• SUPPLIED MATERIAL:
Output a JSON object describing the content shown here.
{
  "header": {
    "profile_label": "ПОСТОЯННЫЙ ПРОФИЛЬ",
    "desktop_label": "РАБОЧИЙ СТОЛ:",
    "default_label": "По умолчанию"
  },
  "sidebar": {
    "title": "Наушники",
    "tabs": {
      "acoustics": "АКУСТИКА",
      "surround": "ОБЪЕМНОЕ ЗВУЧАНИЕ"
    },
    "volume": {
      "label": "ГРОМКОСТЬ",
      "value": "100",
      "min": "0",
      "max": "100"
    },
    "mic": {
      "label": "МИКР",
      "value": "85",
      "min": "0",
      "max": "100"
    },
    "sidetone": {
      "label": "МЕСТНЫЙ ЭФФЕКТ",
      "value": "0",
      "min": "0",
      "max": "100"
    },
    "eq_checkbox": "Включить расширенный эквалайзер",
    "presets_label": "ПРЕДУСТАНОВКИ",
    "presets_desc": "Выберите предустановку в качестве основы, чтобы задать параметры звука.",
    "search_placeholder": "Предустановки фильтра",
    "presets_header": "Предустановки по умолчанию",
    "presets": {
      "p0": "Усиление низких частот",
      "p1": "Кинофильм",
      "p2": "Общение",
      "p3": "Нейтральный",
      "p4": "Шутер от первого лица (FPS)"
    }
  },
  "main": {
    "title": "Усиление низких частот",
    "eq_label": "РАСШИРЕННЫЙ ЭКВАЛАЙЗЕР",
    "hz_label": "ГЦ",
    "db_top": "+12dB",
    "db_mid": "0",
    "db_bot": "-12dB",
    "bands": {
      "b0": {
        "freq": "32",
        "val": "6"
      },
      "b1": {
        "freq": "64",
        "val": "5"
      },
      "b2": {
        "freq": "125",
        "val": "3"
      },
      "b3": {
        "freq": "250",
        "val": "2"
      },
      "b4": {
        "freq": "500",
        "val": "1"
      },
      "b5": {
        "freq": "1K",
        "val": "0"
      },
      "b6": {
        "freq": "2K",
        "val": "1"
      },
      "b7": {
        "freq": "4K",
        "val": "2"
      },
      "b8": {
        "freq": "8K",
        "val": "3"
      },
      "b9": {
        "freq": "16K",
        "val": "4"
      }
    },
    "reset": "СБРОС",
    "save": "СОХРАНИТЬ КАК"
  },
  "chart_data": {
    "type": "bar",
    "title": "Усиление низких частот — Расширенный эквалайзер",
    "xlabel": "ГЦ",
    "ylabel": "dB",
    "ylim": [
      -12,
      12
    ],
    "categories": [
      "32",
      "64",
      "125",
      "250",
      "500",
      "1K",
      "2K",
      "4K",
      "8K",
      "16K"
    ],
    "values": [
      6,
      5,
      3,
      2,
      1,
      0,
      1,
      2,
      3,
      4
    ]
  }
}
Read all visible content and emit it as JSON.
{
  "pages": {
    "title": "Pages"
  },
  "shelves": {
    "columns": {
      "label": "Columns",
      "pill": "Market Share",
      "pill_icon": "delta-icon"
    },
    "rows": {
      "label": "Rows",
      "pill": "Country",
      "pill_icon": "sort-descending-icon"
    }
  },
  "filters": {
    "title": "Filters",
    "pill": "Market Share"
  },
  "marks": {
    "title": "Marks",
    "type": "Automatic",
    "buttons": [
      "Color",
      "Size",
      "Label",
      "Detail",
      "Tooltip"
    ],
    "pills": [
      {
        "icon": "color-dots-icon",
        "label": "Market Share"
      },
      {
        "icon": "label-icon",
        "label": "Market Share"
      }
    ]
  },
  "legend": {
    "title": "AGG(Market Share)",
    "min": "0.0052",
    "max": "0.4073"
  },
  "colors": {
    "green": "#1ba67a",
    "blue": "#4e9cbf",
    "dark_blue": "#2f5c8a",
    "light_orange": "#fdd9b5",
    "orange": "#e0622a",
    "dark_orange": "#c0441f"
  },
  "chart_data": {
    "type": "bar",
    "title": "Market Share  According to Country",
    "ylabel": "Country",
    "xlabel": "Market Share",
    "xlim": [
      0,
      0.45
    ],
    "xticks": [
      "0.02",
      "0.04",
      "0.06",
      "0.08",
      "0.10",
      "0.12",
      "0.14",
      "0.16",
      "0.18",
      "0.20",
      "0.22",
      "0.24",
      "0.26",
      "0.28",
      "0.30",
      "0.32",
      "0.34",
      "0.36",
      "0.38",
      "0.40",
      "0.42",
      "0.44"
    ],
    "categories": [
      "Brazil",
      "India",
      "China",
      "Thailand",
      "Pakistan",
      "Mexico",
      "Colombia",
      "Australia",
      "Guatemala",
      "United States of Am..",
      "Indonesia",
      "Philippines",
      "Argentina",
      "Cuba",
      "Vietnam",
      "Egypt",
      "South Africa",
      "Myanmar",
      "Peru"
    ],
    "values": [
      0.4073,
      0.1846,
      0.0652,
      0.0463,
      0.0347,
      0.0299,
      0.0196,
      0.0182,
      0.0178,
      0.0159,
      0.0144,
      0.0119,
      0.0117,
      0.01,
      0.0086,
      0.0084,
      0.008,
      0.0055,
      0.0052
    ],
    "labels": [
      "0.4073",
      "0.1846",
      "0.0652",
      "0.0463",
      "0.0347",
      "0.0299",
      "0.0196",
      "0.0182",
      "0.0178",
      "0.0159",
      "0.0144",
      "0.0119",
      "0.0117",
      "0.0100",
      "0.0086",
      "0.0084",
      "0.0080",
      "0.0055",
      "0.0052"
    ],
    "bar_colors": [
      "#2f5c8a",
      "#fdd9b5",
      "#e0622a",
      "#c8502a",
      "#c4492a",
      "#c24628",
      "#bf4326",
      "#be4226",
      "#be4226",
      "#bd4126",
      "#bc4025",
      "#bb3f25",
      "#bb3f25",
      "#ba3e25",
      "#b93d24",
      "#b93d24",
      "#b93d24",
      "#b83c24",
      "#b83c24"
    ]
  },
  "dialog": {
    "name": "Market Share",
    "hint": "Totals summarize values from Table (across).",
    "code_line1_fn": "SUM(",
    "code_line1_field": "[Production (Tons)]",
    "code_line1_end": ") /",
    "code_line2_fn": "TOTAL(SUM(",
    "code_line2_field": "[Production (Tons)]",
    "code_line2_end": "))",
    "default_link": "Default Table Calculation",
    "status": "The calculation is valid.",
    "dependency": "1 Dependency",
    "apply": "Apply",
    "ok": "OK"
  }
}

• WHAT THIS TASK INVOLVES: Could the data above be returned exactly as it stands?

• ANSWER:
Output a JSON object describing the content shown here.
{
  "header": {
    "profile_label": "ПОСТОЯННЫЙ ПРОФИЛЬ",
    "desktop_label": "РАБОЧИЙ СТОЛ:",
    "default_label": "По умолчанию"
  },
  "sidebar": {
    "title": "Наушники",
    "tabs": {
      "acoustics": "АКУСТИКА",
      "surround": "ОБЪЕМНОЕ ЗВУЧАНИЕ"
    },
    "volume": {
      "label": "ГРОМКОСТЬ",
      "value": "100",
      "min": "0",
      "max": "100"
    },
    "mic": {
      "label": "МИКР",
      "value": "85",
      "min": "0",
      "max": "100"
    },
    "sidetone": {
      "label": "МЕСТНЫЙ ЭФФЕКТ",
      "value": "0",
      "min": "0",
      "max": "100"
    },
    "eq_checkbox": "Включить расширенный эквалайзер",
    "presets_label": "ПРЕДУСТАНОВКИ",
    "presets_desc": "Выберите предустановку в качестве основы, чтобы задать параметры звука.",
    "search_placeholder": "Предустановки фильтра",
    "presets_header": "Предустановки по умолчанию",
    "presets": {
      "p0": "Усиление низких частот",
      "p1": "Кинофильм",
      "p2": "Общение",
      "p3": "Нейтральный",
      "p4": "Шутер от первого лица (FPS)"
    }
  },
  "main": {
    "title": "Усиление низких частот",
    "eq_label": "РАСШИРЕННЫЙ ЭКВАЛАЙЗЕР",
    "hz_label": "ГЦ",
    "db_top": "+12dB",
    "db_mid": "0",
    "db_bot": "-12dB",
    "bands": {
      "b0": {
        "freq": "32",
        "val": "6"
      },
      "b1": {
        "freq": "64",
        "val": "5"
      },
      "b2": {
        "freq": "125",
        "val": "3"
      },
      "b3": {
        "freq": "250",
        "val": "2"
      },
      "b4": {
        "freq": "500",
        "val": "1"
      },
      "b5": {
        "freq": "1K",
        "val": "0"
      },
      "b6": {
        "freq": "2K",
        "val": "1"
      },
      "b7": {
        "freq": "4K",
        "val": "2"
      },
      "b8": {
        "freq": "8K",
        "val": "3"
      },
      "b9": {
        "freq": "16K",
        "val": "4"
      }
    },
    "reset": "СБРОС",
    "save": "СОХРАНИТЬ КАК"
  },
  "chart_data": {
    "type": "bar",
    "title": "Усиление низких частот — Расширенный эквалайзер",
    "xlabel": "ГЦ",
    "ylabel": "dB",
    "ylim": [
      -12,
      12
    ],
    "categories": [
      "32",
      "64",
      "125",
      "250",
      "500",
      "1K",
      "2K",
      "4K",
      "8K",
      "16K"
    ],
    "values": [
      6,
      5,
      3,
      2,
      1,
      0,
      1,
      2,
      3,
      4
    ]
  }
}
Read all visible content and emit it as JSON.
{
  "pages": {
    "title": "Pages"
  },
  "shelves": {
    "columns": {
      "label": "Columns",
      "pill": "Market Share",
      "pill_icon": "delta-icon"
    },
    "rows": {
      "label": "Rows",
      "pill": "Country",
      "pill_icon": "sort-descending-icon"
    }
  },
  "filters": {
    "title": "Filters",
    "pill": "Market Share"
  },
  "marks": {
    "title": "Marks",
    "type": "Automatic",
    "buttons": [
      "Color",
      "Size",
      "Label",
      "Detail",
      "Tooltip"
    ],
    "pills": [
      {
        "icon": "color-dots-icon",
        "label": "Market Share"
      },
      {
        "icon": "label-icon",
        "label": "Market Share"
      }
    ]
  },
  "legend": {
    "title": "AGG(Market Share)",
    "min": "0.0052",
    "max": "0.4073"
  },
  "colors": {
    "green": "#1ba67a",
    "blue": "#4e9cbf",
    "dark_blue": "#2f5c8a",
    "light_orange": "#fdd9b5",
    "orange": "#e0622a",
    "dark_orange": "#c0441f"
  },
  "chart_data": {
    "type": "bar",
    "title": "Market Share  According to Country",
    "ylabel": "Country",
    "xlabel": "Market Share",
    "xlim": [
      0,
      0.45
    ],
    "xticks": [
      "0.02",
      "0.04",
      "0.06",
      "0.08",
      "0.10",
      "0.12",
      "0.14",
      "0.16",
      "0.18",
      "0.20",
      "0.22",
      "0.24",
      "0.26",
      "0.28",
      "0.30",
      "0.32",
      "0.34",
      "0.36",
      "0.38",
      "0.40",
      "0.42",
      "0.44"
    ],
    "categories": [
      "Brazil",
      "India",
      "China",
      "Thailand",
      "Pakistan",
      "Mexico",
      "Colombia",
      "Australia",
      "Guatemala",
      "United States of Am..",
      "Indonesia",
      "Philippines",
      "Argentina",
      "Cuba",
      "Vietnam",
      "Egypt",
      "South Africa",
      "Myanmar",
      "Peru"
    ],
    "values": [
      0.4073,
      0.1846,
      0.0652,
      0.0463,
      0.0347,
      0.0299,
      0.0196,
      0.0182,
      0.0178,
      0.0159,
      0.0144,
      0.0119,
      0.0117,
      0.01,
      0.0086,
      0.0084,
      0.008,
      0.0055,
      0.0052
    ],
    "labels": [
      "0.4073",
      "0.1846",
      "0.0652",
      "0.0463",
      "0.0347",
      "0.0299",
      "0.0196",
      "0.0182",
      "0.0178",
      "0.0159",
      "0.0144",
      "0.0119",
      "0.0117",
      "0.0100",
      "0.0086",
      "0.0084",
      "0.0080",
      "0.0055",
      "0.0052"
    ],
    "bar_colors": [
      "#2f5c8a",
      "#fdd9b5",
      "#e0622a",
      "#c8502a",
      "#c4492a",
      "#c24628",
      "#bf4326",
      "#be4226",
      "#be4226",
      "#bd4126",
      "#bc4025",
      "#bb3f25",
      "#bb3f25",
      "#ba3e25",
      "#b93d24",
      "#b93d24",
      "#b93d24",
      "#b83c24",
      "#b83c24"
    ]
  },
  "dialog": {
    "name": "Market Share",
    "hint": "Totals summarize values from Table (across).",
    "code_line1_fn": "SUM(",
    "code_line1_field": "[Production (Tons)]",
    "code_line1_end": ") /",
    "code_line2_fn": "TOTAL(SUM(",
    "code_line2_field": "[Production (Tons)]",
    "code_line2_end": "))",
    "default_link": "Default Table Calculation",
    "status": "The calculation is valid.",
    "dependency": "1 Dependency",
    "apply": "Apply",
    "ok": "OK"
  }
}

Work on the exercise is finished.